_WORK TASK_
Return each record verbatim, images excluded.

_Items from an interface collection_

▬▬▬▬▬▬▬▬▬▬

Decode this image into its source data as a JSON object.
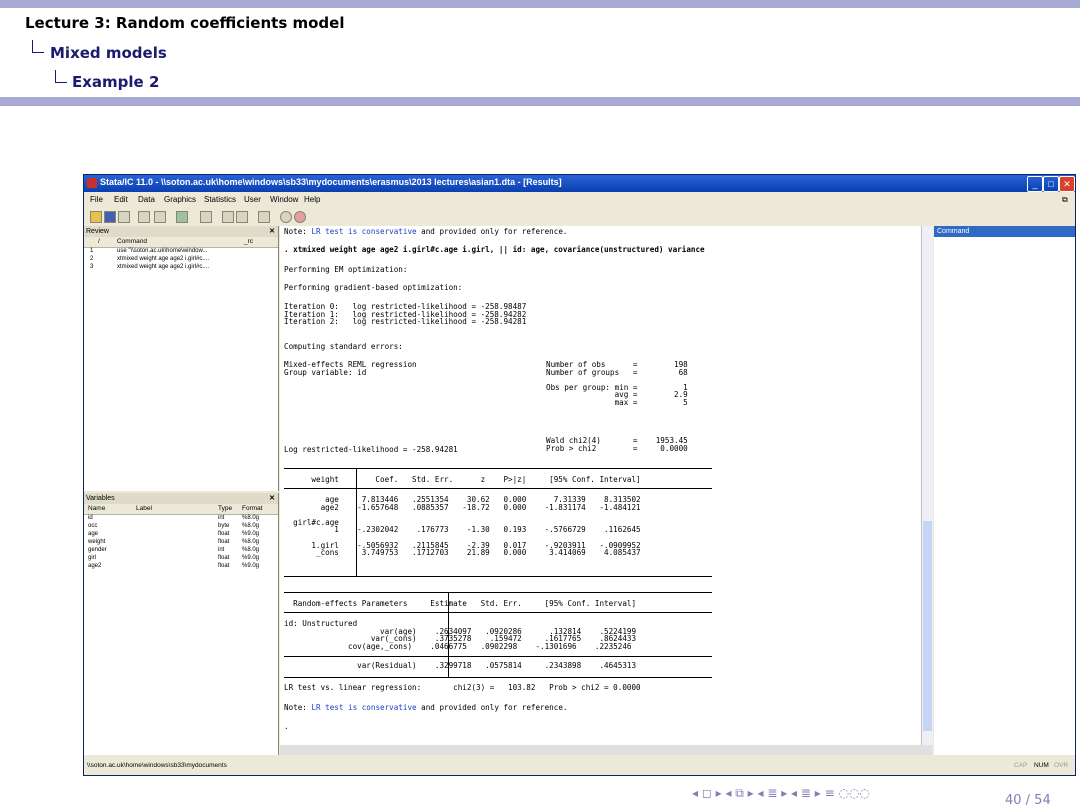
{
  "slide": {
    "title": "Lecture 3: Random coefficients model",
    "section": "Mixed models",
    "subsection": "Example 2",
    "page": "40 / 54",
    "nav_symbols": "◂ ◻ ▸ ◂ ⧉ ▸ ◂ ≣ ▸ ◂ ≣ ▸   ≡   ◌◌◌"
  },
  "window": {
    "title": "Stata/IC 11.0 - \\\\soton.ac.uk\\home\\windows\\sb33\\mydocuments\\erasmus\\2013 lectures\\asian1.dta - [Results]",
    "menu": [
      "File",
      "Edit",
      "Data",
      "Graphics",
      "Statistics",
      "User",
      "Window",
      "Help"
    ],
    "status_path": "\\\\soton.ac.uk\\home\\windows\\sb33\\mydocuments",
    "status_flags": [
      "CAP",
      "NUM",
      "OVR"
    ]
  },
  "review": {
    "title": "Review",
    "columns": [
      "/",
      "Command",
      "_rc"
    ],
    "rows": [
      {
        "n": "1",
        "cmd": "use \"\\\\soton.ac.uk\\home\\window..."
      },
      {
        "n": "2",
        "cmd": "xtmixed weight age age2 i.girl#c...."
      },
      {
        "n": "3",
        "cmd": "xtmixed weight age age2 i.girl#c...."
      }
    ]
  },
  "variables": {
    "title": "Variables",
    "columns": [
      "Name",
      "Label",
      "Type",
      "Format"
    ],
    "rows": [
      {
        "name": "id",
        "type": "int",
        "format": "%8.0g"
      },
      {
        "name": "occ",
        "type": "byte",
        "format": "%8.0g"
      },
      {
        "name": "age",
        "type": "float",
        "format": "%9.0g"
      },
      {
        "name": "weight",
        "type": "float",
        "format": "%8.0g"
      },
      {
        "name": "gender",
        "type": "int",
        "format": "%8.0g"
      },
      {
        "name": "girl",
        "type": "float",
        "format": "%9.0g"
      },
      {
        "name": "age2",
        "type": "float",
        "format": "%9.0g"
      }
    ]
  },
  "command_pane": {
    "title": "Command"
  },
  "results": {
    "note_top_a": "Note: ",
    "note_top_b": "LR test is conservative",
    "note_top_c": " and provided only for reference.",
    "command": ". xtmixed weight age age2 i.girl#c.age i.girl, || id: age, covariance(unstructured) variance",
    "em": "Performing EM optimization:",
    "grad": "Performing gradient-based optimization:",
    "iterations": "Iteration 0:   log restricted-likelihood = -258.98487\nIteration 1:   log restricted-likelihood = -258.94282\nIteration 2:   log restricted-likelihood = -258.94281",
    "computing": "Computing standard errors:",
    "header_left": "Mixed-effects REML regression\nGroup variable: id",
    "header_right": "Number of obs      =        198\nNumber of groups   =         68\n\nObs per group: min =          1\n               avg =        2.9\n               max =          5",
    "wald": "Wald chi2(4)       =    1953.45\nProb > chi2        =     0.0000",
    "loglik": "Log restricted-likelihood = -258.94281",
    "fe_header": "      weight        Coef.   Std. Err.      z    P>|z|     [95% Conf. Interval]",
    "fe_rows": "         age     7.813446   .2551354    30.62   0.000      7.31339    8.313502\n        age2    -1.657648   .0885357   -18.72   0.000    -1.831174   -1.484121\n\n  girl#c.age\n           1    -.2302042    .176773    -1.30   0.193    -.5766729    .1162645\n\n      1.girl    -.5056932   .2115845    -2.39   0.017    -.9203911   -.0909952\n       _cons     3.749753   .1712703    21.89   0.000     3.414069    4.085437",
    "re_header": "  Random-effects Parameters     Estimate   Std. Err.     [95% Conf. Interval]",
    "re_rows": "id: Unstructured\n                     var(age)    .2634097   .0920286      .132814    .5224199\n                   var(_cons)    .3735278    .159472     .1617765    .8624433\n              cov(age,_cons)    .0466775   .0902298    -.1301696    .2235246",
    "re_resid": "                var(Residual)    .3299718   .0575814     .2343898    .4645313",
    "lr_test": "LR test vs. linear regression:       chi2(3) =   103.82   Prob > chi2 = 0.0000",
    "note_bot_a": "Note: ",
    "note_bot_b": "LR test is conservative",
    "note_bot_c": " and provided only for reference.",
    "prompt": "."
  }
}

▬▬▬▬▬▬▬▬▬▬

_ANSWER BOX_
Decode this image into its source data as a JSON object.
{
  "slide": {
    "title": "Lecture 3: Random coefficients model",
    "section": "Mixed models",
    "subsection": "Example 2",
    "page": "40 / 54",
    "nav_symbols": "◂ ◻ ▸ ◂ ⧉ ▸ ◂ ≣ ▸ ◂ ≣ ▸   ≡   ◌◌◌"
  },
  "window": {
    "title": "Stata/IC 11.0 - \\\\soton.ac.uk\\home\\windows\\sb33\\mydocuments\\erasmus\\2013 lectures\\asian1.dta - [Results]",
    "menu": [
      "File",
      "Edit",
      "Data",
      "Graphics",
      "Statistics",
      "User",
      "Window",
      "Help"
    ],
    "status_path": "\\\\soton.ac.uk\\home\\windows\\sb33\\mydocuments",
    "status_flags": [
      "CAP",
      "NUM",
      "OVR"
    ]
  },
  "review": {
    "title": "Review",
    "columns": [
      "/",
      "Command",
      "_rc"
    ],
    "rows": [
      {
        "n": "1",
        "cmd": "use \"\\\\soton.ac.uk\\home\\window..."
      },
      {
        "n": "2",
        "cmd": "xtmixed weight age age2 i.girl#c...."
      },
      {
        "n": "3",
        "cmd": "xtmixed weight age age2 i.girl#c...."
      }
    ]
  },
  "variables": {
    "title": "Variables",
    "columns": [
      "Name",
      "Label",
      "Type",
      "Format"
    ],
    "rows": [
      {
        "name": "id",
        "type": "int",
        "format": "%8.0g"
      },
      {
        "name": "occ",
        "type": "byte",
        "format": "%8.0g"
      },
      {
        "name": "age",
        "type": "float",
        "format": "%9.0g"
      },
      {
        "name": "weight",
        "type": "float",
        "format": "%8.0g"
      },
      {
        "name": "gender",
        "type": "int",
        "format": "%8.0g"
      },
      {
        "name": "girl",
        "type": "float",
        "format": "%9.0g"
      },
      {
        "name": "age2",
        "type": "float",
        "format": "%9.0g"
      }
    ]
  },
  "command_pane": {
    "title": "Command"
  },
  "results": {
    "note_top_a": "Note: ",
    "note_top_b": "LR test is conservative",
    "note_top_c": " and provided only for reference.",
    "command": ". xtmixed weight age age2 i.girl#c.age i.girl, || id: age, covariance(unstructured) variance",
    "em": "Performing EM optimization:",
    "grad": "Performing gradient-based optimization:",
    "iterations": "Iteration 0:   log restricted-likelihood = -258.98487\nIteration 1:   log restricted-likelihood = -258.94282\nIteration 2:   log restricted-likelihood = -258.94281",
    "computing": "Computing standard errors:",
    "header_left": "Mixed-effects REML regression\nGroup variable: id",
    "header_right": "Number of obs      =        198\nNumber of groups   =         68\n\nObs per group: min =          1\n               avg =        2.9\n               max =          5",
    "wald": "Wald chi2(4)       =    1953.45\nProb > chi2        =     0.0000",
    "loglik": "Log restricted-likelihood = -258.94281",
    "fe_header": "      weight        Coef.   Std. Err.      z    P>|z|     [95% Conf. Interval]",
    "fe_rows": "         age     7.813446   .2551354    30.62   0.000      7.31339    8.313502\n        age2    -1.657648   .0885357   -18.72   0.000    -1.831174   -1.484121\n\n  girl#c.age\n           1    -.2302042    .176773    -1.30   0.193    -.5766729    .1162645\n\n      1.girl    -.5056932   .2115845    -2.39   0.017    -.9203911   -.0909952\n       _cons     3.749753   .1712703    21.89   0.000     3.414069    4.085437",
    "re_header": "  Random-effects Parameters     Estimate   Std. Err.     [95% Conf. Interval]",
    "re_rows": "id: Unstructured\n                     var(age)    .2634097   .0920286      .132814    .5224199\n                   var(_cons)    .3735278    .159472     .1617765    .8624433\n              cov(age,_cons)    .0466775   .0902298    -.1301696    .2235246",
    "re_resid": "                var(Residual)    .3299718   .0575814     .2343898    .4645313",
    "lr_test": "LR test vs. linear regression:       chi2(3) =   103.82   Prob > chi2 = 0.0000",
    "note_bot_a": "Note: ",
    "note_bot_b": "LR test is conservative",
    "note_bot_c": " and provided only for reference.",
    "prompt": "."
  }
}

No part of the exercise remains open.